This fair has the best petting zoo I have ever found, yes, better than Cummerfords! The people running it are very friendly and nice, they have several sheep and goat breeds, milking cows to pet, long horn cattle, yaks and a few exotic creatures. Chickens, ducks and turkeys wander around free. Baby chicks are hatching.
You can pay an extra dollar and go behind the curtainto meet Big John, a Belgian horse, 21 hands, 84" (a hand is 4") tall at the withers (the bony top of the shoulder we like to lean on when riding bareback). He is very sweet and comes over and bows his head for you to scratch his ears. I got to see him in the pasture early each morning, and next to the Shetlands and yak, he is a giant. You can also pay to see the little horse, also runs free every morning between the chickens and ducks in the petting zoo. And, the giant pig, a nice old fella whose name I cannot pronounce.
Anyway, Roger and I were set up next to the 4-H group. The youngsters had rabbits. I went over to see the rabbit races and games, where rabbits on leash and harness were taken though their paces on a course of jumps, tunnels and ramps. Some did it quite enthusiastically, some fell asleep in the tunnel. I had been talking to one of Rogers neighbors from back home and she and her daughter found out I wanted an angora rabbit. Well, she haled me over after the rabbit trials, and said Zander had two bunnies he wanted to give away. Free is always a good price. Of course I fell in love with the fuzzy bundles handed to me. With the temptation of free bunnies and a bag of food, I carried them back to my tent to show Roger.
Roger was a little skeptical about traveling with baby bunnies, but I think he is already growing to love the fuzzy bundles of joy. We got a small dog carrier, I made a skirt for the bottom so they won't scatter the wood shavings (wood shavings are part of Rogers business so I have plenty of those.
This weekend we took them on their first outing. A five hour drive up the coast of lake Superior to the small town of Grand Marais. It was hot when we left Minneapolis, so I was worried about heat stroke. I found help on the internet that says a bottle of ice in their cage helps to keep them cool in warm weather, so I think they are going to be fine traveling companions.
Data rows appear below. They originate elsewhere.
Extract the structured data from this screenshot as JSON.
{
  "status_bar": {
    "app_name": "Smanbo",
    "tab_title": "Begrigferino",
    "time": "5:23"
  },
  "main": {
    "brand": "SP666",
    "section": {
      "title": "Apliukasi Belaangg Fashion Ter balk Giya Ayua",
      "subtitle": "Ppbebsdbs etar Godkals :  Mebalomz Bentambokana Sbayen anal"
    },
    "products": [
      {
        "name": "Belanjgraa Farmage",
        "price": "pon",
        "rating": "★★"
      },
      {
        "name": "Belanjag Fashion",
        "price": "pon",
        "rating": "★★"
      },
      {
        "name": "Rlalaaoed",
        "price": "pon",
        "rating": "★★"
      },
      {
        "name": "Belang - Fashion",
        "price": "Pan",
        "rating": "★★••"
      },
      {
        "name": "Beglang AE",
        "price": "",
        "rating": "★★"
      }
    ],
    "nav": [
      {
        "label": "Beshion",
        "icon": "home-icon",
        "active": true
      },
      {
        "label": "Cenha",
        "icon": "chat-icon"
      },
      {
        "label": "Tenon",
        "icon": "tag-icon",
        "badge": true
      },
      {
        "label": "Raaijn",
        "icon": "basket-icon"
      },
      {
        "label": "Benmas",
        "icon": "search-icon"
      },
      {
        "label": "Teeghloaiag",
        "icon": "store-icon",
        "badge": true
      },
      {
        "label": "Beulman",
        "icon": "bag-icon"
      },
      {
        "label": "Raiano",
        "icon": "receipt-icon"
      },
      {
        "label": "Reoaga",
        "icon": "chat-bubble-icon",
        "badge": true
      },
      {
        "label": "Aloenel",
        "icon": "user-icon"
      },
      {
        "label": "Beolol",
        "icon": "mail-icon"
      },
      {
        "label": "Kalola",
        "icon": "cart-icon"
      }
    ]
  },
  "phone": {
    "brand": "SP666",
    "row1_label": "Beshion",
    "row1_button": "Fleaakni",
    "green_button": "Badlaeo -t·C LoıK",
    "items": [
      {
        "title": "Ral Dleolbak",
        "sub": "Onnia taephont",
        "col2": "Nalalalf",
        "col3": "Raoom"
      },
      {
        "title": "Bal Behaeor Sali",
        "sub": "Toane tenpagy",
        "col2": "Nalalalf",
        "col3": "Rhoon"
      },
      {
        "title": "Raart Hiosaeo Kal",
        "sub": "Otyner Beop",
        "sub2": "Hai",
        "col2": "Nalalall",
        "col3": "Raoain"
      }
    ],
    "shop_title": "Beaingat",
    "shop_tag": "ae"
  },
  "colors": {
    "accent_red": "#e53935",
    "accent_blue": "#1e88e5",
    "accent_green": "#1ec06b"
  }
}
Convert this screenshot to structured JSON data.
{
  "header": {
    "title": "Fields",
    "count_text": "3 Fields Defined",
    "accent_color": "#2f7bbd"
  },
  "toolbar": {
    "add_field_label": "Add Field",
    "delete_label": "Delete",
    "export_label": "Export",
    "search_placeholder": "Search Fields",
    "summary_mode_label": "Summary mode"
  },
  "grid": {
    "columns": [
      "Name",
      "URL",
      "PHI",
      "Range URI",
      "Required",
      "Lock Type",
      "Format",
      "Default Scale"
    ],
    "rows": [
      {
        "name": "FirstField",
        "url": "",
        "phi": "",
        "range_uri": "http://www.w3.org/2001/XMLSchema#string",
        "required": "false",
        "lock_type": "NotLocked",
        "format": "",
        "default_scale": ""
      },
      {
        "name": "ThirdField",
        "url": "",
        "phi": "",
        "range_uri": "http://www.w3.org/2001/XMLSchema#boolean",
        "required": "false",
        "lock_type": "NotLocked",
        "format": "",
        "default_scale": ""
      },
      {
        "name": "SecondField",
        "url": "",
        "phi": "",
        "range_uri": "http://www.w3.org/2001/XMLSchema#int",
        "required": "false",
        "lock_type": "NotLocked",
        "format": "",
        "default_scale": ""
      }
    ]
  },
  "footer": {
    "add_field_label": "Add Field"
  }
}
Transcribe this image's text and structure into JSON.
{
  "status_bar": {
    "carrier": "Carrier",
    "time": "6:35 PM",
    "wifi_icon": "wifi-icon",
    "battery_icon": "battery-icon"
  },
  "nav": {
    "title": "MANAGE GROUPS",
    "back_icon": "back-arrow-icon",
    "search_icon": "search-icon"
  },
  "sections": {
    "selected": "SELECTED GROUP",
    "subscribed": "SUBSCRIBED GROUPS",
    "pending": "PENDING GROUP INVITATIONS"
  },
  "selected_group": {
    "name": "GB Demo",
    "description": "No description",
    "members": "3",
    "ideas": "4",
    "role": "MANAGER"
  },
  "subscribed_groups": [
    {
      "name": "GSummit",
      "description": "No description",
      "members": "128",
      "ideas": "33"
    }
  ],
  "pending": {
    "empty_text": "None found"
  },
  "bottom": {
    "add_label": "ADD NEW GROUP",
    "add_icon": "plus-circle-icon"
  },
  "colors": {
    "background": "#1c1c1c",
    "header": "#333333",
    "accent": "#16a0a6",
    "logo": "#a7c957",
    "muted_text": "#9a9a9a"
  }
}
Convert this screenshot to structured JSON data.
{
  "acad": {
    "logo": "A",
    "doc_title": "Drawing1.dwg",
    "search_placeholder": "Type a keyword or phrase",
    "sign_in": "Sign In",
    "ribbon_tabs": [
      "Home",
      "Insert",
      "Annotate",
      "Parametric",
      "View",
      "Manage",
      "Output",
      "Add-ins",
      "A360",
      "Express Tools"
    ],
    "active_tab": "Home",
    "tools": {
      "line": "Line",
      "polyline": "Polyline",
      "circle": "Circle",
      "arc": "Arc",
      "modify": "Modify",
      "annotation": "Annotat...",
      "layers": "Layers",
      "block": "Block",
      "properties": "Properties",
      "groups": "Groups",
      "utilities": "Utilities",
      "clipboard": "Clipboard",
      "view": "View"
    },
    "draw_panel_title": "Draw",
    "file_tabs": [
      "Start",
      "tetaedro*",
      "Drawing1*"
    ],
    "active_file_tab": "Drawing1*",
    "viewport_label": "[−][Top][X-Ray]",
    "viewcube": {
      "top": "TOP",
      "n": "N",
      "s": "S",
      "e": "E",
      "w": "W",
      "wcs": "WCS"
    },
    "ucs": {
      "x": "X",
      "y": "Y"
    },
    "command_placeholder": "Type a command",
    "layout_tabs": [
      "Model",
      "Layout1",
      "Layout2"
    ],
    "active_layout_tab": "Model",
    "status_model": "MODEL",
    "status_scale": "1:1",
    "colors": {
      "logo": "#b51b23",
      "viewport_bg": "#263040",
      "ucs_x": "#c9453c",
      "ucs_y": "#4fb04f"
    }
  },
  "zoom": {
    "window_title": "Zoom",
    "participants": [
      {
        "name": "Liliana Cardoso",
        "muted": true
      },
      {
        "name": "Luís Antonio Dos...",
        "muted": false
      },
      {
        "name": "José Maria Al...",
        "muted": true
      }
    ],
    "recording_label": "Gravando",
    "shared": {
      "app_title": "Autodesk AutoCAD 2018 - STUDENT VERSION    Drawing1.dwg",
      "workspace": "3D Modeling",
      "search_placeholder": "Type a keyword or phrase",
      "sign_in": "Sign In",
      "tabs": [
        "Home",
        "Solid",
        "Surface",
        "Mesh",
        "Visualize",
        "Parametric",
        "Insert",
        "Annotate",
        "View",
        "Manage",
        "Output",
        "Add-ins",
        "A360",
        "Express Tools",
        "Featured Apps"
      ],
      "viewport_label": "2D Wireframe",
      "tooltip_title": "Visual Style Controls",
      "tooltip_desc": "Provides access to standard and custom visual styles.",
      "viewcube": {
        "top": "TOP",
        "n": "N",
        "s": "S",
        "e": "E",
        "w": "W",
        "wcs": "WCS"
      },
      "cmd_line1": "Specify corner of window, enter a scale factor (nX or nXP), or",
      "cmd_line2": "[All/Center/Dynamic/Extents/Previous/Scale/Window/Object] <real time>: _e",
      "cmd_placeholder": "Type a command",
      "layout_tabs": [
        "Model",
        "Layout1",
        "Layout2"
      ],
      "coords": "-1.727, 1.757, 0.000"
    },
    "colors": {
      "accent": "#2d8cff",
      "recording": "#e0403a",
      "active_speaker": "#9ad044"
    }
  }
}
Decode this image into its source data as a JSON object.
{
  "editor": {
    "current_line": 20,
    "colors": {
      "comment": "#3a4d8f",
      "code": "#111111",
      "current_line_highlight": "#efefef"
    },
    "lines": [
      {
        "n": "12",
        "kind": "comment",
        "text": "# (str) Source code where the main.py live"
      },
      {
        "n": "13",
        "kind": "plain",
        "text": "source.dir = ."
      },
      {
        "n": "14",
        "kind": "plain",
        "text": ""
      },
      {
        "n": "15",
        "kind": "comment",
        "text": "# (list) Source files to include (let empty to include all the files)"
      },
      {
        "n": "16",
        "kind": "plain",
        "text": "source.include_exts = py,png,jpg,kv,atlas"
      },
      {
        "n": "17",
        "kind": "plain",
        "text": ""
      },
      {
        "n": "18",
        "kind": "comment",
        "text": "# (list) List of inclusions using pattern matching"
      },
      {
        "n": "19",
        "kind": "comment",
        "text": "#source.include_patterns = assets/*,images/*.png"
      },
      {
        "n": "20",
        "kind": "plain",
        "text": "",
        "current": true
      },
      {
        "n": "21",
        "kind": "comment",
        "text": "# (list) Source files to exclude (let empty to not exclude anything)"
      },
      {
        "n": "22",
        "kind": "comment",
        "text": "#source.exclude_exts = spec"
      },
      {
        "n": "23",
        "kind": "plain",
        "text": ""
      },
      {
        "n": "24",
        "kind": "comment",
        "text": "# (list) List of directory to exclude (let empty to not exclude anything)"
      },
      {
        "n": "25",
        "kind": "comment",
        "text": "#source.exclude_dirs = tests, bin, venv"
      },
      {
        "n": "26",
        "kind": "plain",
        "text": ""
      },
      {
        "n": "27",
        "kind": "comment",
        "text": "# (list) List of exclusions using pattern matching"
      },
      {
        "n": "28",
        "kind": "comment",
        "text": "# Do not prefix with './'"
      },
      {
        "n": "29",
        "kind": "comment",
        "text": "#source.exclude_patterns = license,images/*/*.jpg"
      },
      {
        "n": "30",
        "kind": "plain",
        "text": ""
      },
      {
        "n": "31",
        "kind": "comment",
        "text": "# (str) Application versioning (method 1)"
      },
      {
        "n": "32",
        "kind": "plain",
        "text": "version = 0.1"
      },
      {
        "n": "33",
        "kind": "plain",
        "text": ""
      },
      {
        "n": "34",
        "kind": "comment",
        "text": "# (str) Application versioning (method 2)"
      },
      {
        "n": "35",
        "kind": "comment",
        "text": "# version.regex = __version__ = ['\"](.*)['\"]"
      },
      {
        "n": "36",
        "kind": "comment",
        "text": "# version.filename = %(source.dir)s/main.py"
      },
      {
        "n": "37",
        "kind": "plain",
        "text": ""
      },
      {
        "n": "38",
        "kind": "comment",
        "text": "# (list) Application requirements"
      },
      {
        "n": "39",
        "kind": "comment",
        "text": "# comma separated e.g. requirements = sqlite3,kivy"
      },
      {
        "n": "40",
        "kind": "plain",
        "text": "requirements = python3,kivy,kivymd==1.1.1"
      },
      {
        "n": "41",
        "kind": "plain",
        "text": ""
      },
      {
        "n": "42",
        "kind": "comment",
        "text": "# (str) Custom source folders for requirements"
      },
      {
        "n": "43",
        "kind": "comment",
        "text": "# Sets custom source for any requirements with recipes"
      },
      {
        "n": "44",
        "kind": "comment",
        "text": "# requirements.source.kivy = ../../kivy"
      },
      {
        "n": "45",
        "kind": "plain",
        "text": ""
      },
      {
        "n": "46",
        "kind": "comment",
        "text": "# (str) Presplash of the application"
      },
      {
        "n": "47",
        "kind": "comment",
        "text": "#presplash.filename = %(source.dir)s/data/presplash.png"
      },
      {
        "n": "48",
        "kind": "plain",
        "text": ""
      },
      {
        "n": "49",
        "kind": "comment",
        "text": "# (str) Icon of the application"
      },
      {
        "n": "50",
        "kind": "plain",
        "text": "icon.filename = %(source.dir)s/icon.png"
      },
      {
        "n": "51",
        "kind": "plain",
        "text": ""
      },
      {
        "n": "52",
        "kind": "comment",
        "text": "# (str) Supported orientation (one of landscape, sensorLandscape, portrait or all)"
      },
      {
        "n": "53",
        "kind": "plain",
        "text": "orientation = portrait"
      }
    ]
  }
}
We let them out of their crate in the trailer a couple of times a day to do some "binking" (hopping, twisting and dancing for pure joy). They attracted lots of attention at Rogers bowl turning demo. I sat next to them in Rogers booth and wove on the tape loom and explained to the Boat Festivals guests about angora wool and weaving.